[Start of section]

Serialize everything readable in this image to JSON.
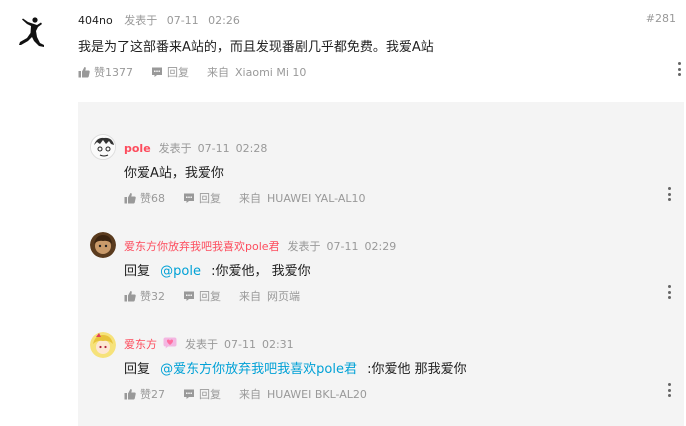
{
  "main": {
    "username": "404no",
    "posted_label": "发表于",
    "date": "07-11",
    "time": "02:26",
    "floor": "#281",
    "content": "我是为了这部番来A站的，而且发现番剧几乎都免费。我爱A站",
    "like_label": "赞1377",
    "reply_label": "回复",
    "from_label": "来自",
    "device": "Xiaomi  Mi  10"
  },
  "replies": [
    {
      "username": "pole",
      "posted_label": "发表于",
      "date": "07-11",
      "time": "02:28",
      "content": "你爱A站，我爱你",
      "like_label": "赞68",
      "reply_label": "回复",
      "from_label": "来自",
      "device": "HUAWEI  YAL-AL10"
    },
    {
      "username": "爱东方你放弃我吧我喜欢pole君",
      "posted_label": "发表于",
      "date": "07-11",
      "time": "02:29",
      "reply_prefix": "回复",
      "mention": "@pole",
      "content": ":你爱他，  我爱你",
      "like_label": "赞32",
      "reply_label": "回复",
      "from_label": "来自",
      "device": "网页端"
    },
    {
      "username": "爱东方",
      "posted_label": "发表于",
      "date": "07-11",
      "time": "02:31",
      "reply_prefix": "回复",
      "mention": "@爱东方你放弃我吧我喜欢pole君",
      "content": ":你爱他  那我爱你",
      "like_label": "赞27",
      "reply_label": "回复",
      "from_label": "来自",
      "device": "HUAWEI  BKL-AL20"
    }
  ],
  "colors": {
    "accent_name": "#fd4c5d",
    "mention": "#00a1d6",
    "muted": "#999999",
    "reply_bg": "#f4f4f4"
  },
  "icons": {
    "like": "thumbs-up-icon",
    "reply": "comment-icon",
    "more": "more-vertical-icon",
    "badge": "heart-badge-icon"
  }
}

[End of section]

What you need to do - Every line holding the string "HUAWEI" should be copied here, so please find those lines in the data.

Solution for this problem -
      "device": "HUAWEI  YAL-AL10"
      "device": "HUAWEI  BKL-AL20"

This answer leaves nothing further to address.